YOUR TASK
Restate the records in full and exactly, with no images included.

--- RECORDS FOR THE EXERCISE Enclosed Below ---

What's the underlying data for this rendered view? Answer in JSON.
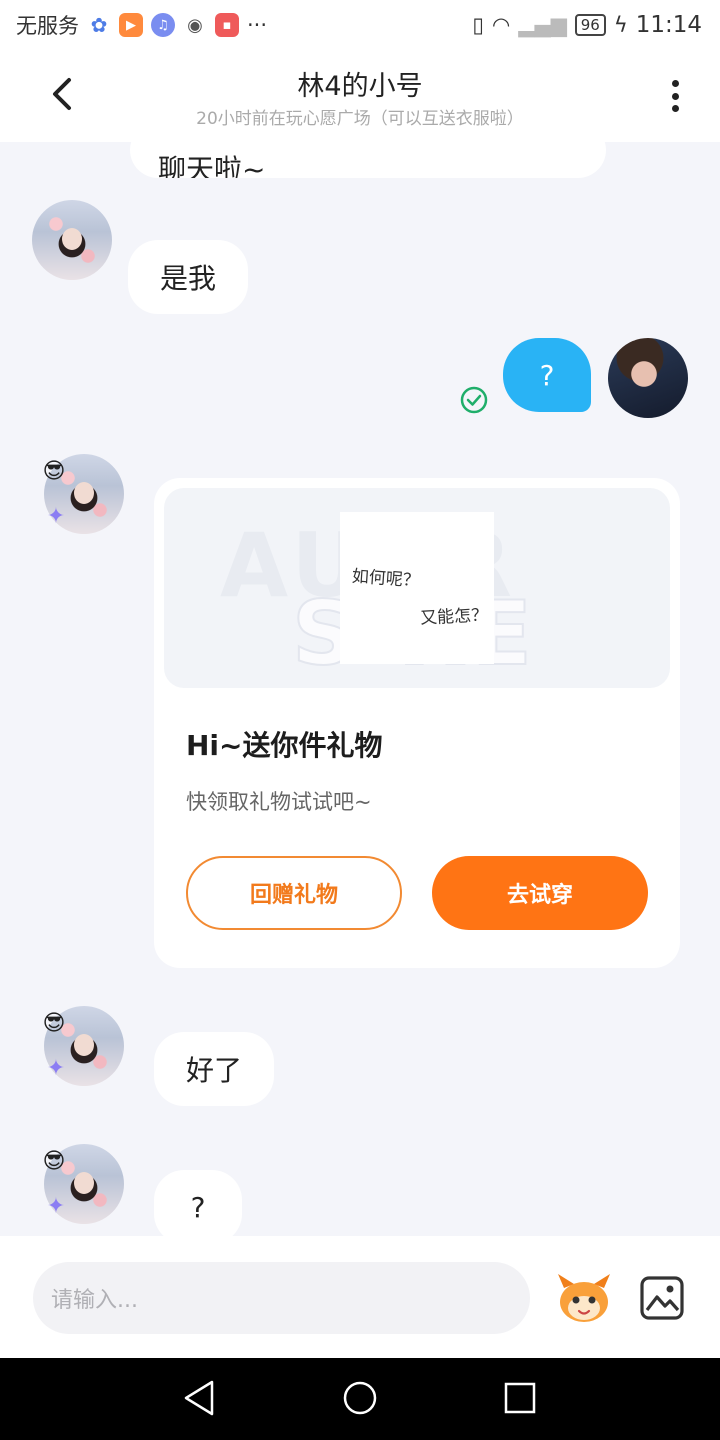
{
  "status_bar": {
    "carrier": "无服务",
    "battery": "96",
    "time": "11:14"
  },
  "header": {
    "title": "林4的小号",
    "subtitle": "20小时前在玩心愿广场（可以互送衣服啦）"
  },
  "messages": {
    "cut_off_text": "聊天啦~",
    "m1": "是我",
    "m2": "?",
    "m3": "好了",
    "m4": "?"
  },
  "gift_card": {
    "image_text_line1": "如何呢？",
    "image_text_line2": "又能怎？",
    "image_bg_word1": "AU  IR",
    "image_bg_word2": "S  RE",
    "title": "Hi~送你件礼物",
    "description": "快领取礼物试试吧~",
    "return_gift_label": "回赠礼物",
    "try_on_label": "去试穿"
  },
  "input": {
    "placeholder": "请输入..."
  },
  "colors": {
    "accent_orange": "#ff7414",
    "my_bubble_blue": "#29b3f5",
    "read_check_green": "#1fae6a"
  },
  "icons": {
    "back": "chevron-left-icon",
    "more": "vertical-dots-icon",
    "emoji": "mascot-emoji-icon",
    "image": "image-picture-icon"
  }
}
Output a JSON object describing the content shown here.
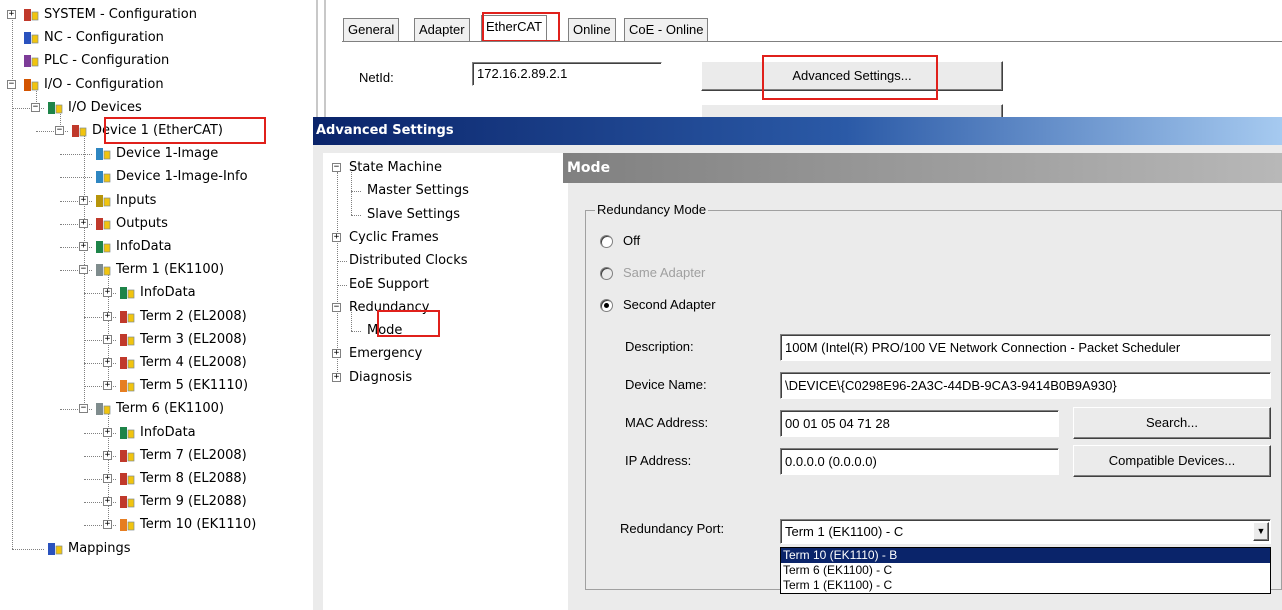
{
  "tree": {
    "items": [
      {
        "label": "SYSTEM - Configuration",
        "expander": "+",
        "icon": "system-config-icon"
      },
      {
        "label": "NC - Configuration",
        "expander": "",
        "icon": "nc-config-icon"
      },
      {
        "label": "PLC - Configuration",
        "expander": "",
        "icon": "plc-config-icon"
      },
      {
        "label": "I/O - Configuration",
        "expander": "−",
        "icon": "io-config-icon"
      },
      {
        "label": "I/O Devices",
        "expander": "−",
        "icon": "io-devices-icon"
      },
      {
        "label": "Device 1 (EtherCAT)",
        "expander": "−",
        "icon": "ethercat-device-icon"
      },
      {
        "label": "Device 1-Image",
        "expander": "",
        "icon": "image-icon"
      },
      {
        "label": "Device 1-Image-Info",
        "expander": "",
        "icon": "image-info-icon"
      },
      {
        "label": "Inputs",
        "expander": "+",
        "icon": "inputs-icon"
      },
      {
        "label": "Outputs",
        "expander": "+",
        "icon": "outputs-icon"
      },
      {
        "label": "InfoData",
        "expander": "+",
        "icon": "infodata-icon"
      },
      {
        "label": "Term 1 (EK1100)",
        "expander": "−",
        "icon": "coupler-icon"
      },
      {
        "label": "InfoData",
        "expander": "+",
        "icon": "infodata-icon"
      },
      {
        "label": "Term 2 (EL2008)",
        "expander": "+",
        "icon": "terminal-icon"
      },
      {
        "label": "Term 3 (EL2008)",
        "expander": "+",
        "icon": "terminal-icon"
      },
      {
        "label": "Term 4 (EL2008)",
        "expander": "+",
        "icon": "terminal-icon"
      },
      {
        "label": "Term 5 (EK1110)",
        "expander": "+",
        "icon": "extension-terminal-icon"
      },
      {
        "label": "Term 6 (EK1100)",
        "expander": "−",
        "icon": "coupler-icon"
      },
      {
        "label": "InfoData",
        "expander": "+",
        "icon": "infodata-icon"
      },
      {
        "label": "Term 7 (EL2008)",
        "expander": "+",
        "icon": "terminal-icon"
      },
      {
        "label": "Term 8 (EL2088)",
        "expander": "+",
        "icon": "terminal-icon"
      },
      {
        "label": "Term 9 (EL2088)",
        "expander": "+",
        "icon": "terminal-icon"
      },
      {
        "label": "Term 10 (EK1110)",
        "expander": "+",
        "icon": "extension-terminal-icon"
      },
      {
        "label": "Mappings",
        "expander": "",
        "icon": "mappings-icon"
      }
    ]
  },
  "tabs": [
    {
      "label": "General"
    },
    {
      "label": "Adapter"
    },
    {
      "label": "EtherCAT"
    },
    {
      "label": "Online"
    },
    {
      "label": "CoE - Online"
    }
  ],
  "netid": {
    "label": "NetId:",
    "value": "172.16.2.89.2.1"
  },
  "advanced_button": "Advanced Settings...",
  "dialog": {
    "title": "Advanced Settings",
    "nav": [
      {
        "label": "State Machine",
        "expander": "−"
      },
      {
        "label": "Master Settings",
        "expander": ""
      },
      {
        "label": "Slave Settings",
        "expander": ""
      },
      {
        "label": "Cyclic Frames",
        "expander": "+"
      },
      {
        "label": "Distributed Clocks",
        "expander": ""
      },
      {
        "label": "EoE Support",
        "expander": ""
      },
      {
        "label": "Redundancy",
        "expander": "−"
      },
      {
        "label": "Mode",
        "expander": ""
      },
      {
        "label": "Emergency",
        "expander": "+"
      },
      {
        "label": "Diagnosis",
        "expander": "+"
      }
    ],
    "header": "Mode",
    "group_title": "Redundancy Mode",
    "radios": [
      {
        "label": "Off",
        "selected": false,
        "disabled": false
      },
      {
        "label": "Same Adapter",
        "selected": false,
        "disabled": true
      },
      {
        "label": "Second Adapter",
        "selected": true,
        "disabled": false
      }
    ],
    "fields": {
      "description": {
        "label": "Description:",
        "value": "100M (Intel(R) PRO/100 VE Network Connection - Packet Scheduler"
      },
      "device_name": {
        "label": "Device Name:",
        "value": "\\DEVICE\\{C0298E96-2A3C-44DB-9CA3-9414B0B9A930}"
      },
      "mac": {
        "label": "MAC Address:",
        "value": "00 01 05 04 71 28"
      },
      "ip": {
        "label": "IP Address:",
        "value": "0.0.0.0 (0.0.0.0)"
      }
    },
    "search_button": "Search...",
    "compatible_button": "Compatible Devices...",
    "redundancy_port": {
      "label": "Redundancy Port:",
      "value": "Term 1 (EK1100) - C",
      "options": [
        "Term 10 (EK1110) - B",
        "Term 6 (EK1100) - C",
        "Term 1 (EK1100) - C"
      ]
    }
  }
}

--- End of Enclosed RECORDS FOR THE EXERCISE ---

TASK SOLUTION
What's the underlying data for this rendered view? Answer in JSON.
{
  "status_bar": {
    "carrier": "无服务",
    "battery": "96",
    "time": "11:14"
  },
  "header": {
    "title": "林4的小号",
    "subtitle": "20小时前在玩心愿广场（可以互送衣服啦）"
  },
  "messages": {
    "cut_off_text": "聊天啦~",
    "m1": "是我",
    "m2": "?",
    "m3": "好了",
    "m4": "?"
  },
  "gift_card": {
    "image_text_line1": "如何呢？",
    "image_text_line2": "又能怎？",
    "image_bg_word1": "AU  IR",
    "image_bg_word2": "S  RE",
    "title": "Hi~送你件礼物",
    "description": "快领取礼物试试吧~",
    "return_gift_label": "回赠礼物",
    "try_on_label": "去试穿"
  },
  "input": {
    "placeholder": "请输入..."
  },
  "colors": {
    "accent_orange": "#ff7414",
    "my_bubble_blue": "#29b3f5",
    "read_check_green": "#1fae6a"
  },
  "icons": {
    "back": "chevron-left-icon",
    "more": "vertical-dots-icon",
    "emoji": "mascot-emoji-icon",
    "image": "image-picture-icon"
  }
}
Output a JSON object describing the content shown here.
{
  "tree": {
    "items": [
      {
        "label": "SYSTEM - Configuration",
        "expander": "+",
        "icon": "system-config-icon"
      },
      {
        "label": "NC - Configuration",
        "expander": "",
        "icon": "nc-config-icon"
      },
      {
        "label": "PLC - Configuration",
        "expander": "",
        "icon": "plc-config-icon"
      },
      {
        "label": "I/O - Configuration",
        "expander": "−",
        "icon": "io-config-icon"
      },
      {
        "label": "I/O Devices",
        "expander": "−",
        "icon": "io-devices-icon"
      },
      {
        "label": "Device 1 (EtherCAT)",
        "expander": "−",
        "icon": "ethercat-device-icon"
      },
      {
        "label": "Device 1-Image",
        "expander": "",
        "icon": "image-icon"
      },
      {
        "label": "Device 1-Image-Info",
        "expander": "",
        "icon": "image-info-icon"
      },
      {
        "label": "Inputs",
        "expander": "+",
        "icon": "inputs-icon"
      },
      {
        "label": "Outputs",
        "expander": "+",
        "icon": "outputs-icon"
      },
      {
        "label": "InfoData",
        "expander": "+",
        "icon": "infodata-icon"
      },
      {
        "label": "Term 1 (EK1100)",
        "expander": "−",
        "icon": "coupler-icon"
      },
      {
        "label": "InfoData",
        "expander": "+",
        "icon": "infodata-icon"
      },
      {
        "label": "Term 2 (EL2008)",
        "expander": "+",
        "icon": "terminal-icon"
      },
      {
        "label": "Term 3 (EL2008)",
        "expander": "+",
        "icon": "terminal-icon"
      },
      {
        "label": "Term 4 (EL2008)",
        "expander": "+",
        "icon": "terminal-icon"
      },
      {
        "label": "Term 5 (EK1110)",
        "expander": "+",
        "icon": "extension-terminal-icon"
      },
      {
        "label": "Term 6 (EK1100)",
        "expander": "−",
        "icon": "coupler-icon"
      },
      {
        "label": "InfoData",
        "expander": "+",
        "icon": "infodata-icon"
      },
      {
        "label": "Term 7 (EL2008)",
        "expander": "+",
        "icon": "terminal-icon"
      },
      {
        "label": "Term 8 (EL2088)",
        "expander": "+",
        "icon": "terminal-icon"
      },
      {
        "label": "Term 9 (EL2088)",
        "expander": "+",
        "icon": "terminal-icon"
      },
      {
        "label": "Term 10 (EK1110)",
        "expander": "+",
        "icon": "extension-terminal-icon"
      },
      {
        "label": "Mappings",
        "expander": "",
        "icon": "mappings-icon"
      }
    ]
  },
  "tabs": [
    {
      "label": "General"
    },
    {
      "label": "Adapter"
    },
    {
      "label": "EtherCAT"
    },
    {
      "label": "Online"
    },
    {
      "label": "CoE - Online"
    }
  ],
  "netid": {
    "label": "NetId:",
    "value": "172.16.2.89.2.1"
  },
  "advanced_button": "Advanced Settings...",
  "dialog": {
    "title": "Advanced Settings",
    "nav": [
      {
        "label": "State Machine",
        "expander": "−"
      },
      {
        "label": "Master Settings",
        "expander": ""
      },
      {
        "label": "Slave Settings",
        "expander": ""
      },
      {
        "label": "Cyclic Frames",
        "expander": "+"
      },
      {
        "label": "Distributed Clocks",
        "expander": ""
      },
      {
        "label": "EoE Support",
        "expander": ""
      },
      {
        "label": "Redundancy",
        "expander": "−"
      },
      {
        "label": "Mode",
        "expander": ""
      },
      {
        "label": "Emergency",
        "expander": "+"
      },
      {
        "label": "Diagnosis",
        "expander": "+"
      }
    ],
    "header": "Mode",
    "group_title": "Redundancy Mode",
    "radios": [
      {
        "label": "Off",
        "selected": false,
        "disabled": false
      },
      {
        "label": "Same Adapter",
        "selected": false,
        "disabled": true
      },
      {
        "label": "Second Adapter",
        "selected": true,
        "disabled": false
      }
    ],
    "fields": {
      "description": {
        "label": "Description:",
        "value": "100M (Intel(R) PRO/100 VE Network Connection - Packet Scheduler"
      },
      "device_name": {
        "label": "Device Name:",
        "value": "\\DEVICE\\{C0298E96-2A3C-44DB-9CA3-9414B0B9A930}"
      },
      "mac": {
        "label": "MAC Address:",
        "value": "00 01 05 04 71 28"
      },
      "ip": {
        "label": "IP Address:",
        "value": "0.0.0.0 (0.0.0.0)"
      }
    },
    "search_button": "Search...",
    "compatible_button": "Compatible Devices...",
    "redundancy_port": {
      "label": "Redundancy Port:",
      "value": "Term 1 (EK1100) - C",
      "options": [
        "Term 10 (EK1110) - B",
        "Term 6 (EK1100) - C",
        "Term 1 (EK1100) - C"
      ]
    }
  }
}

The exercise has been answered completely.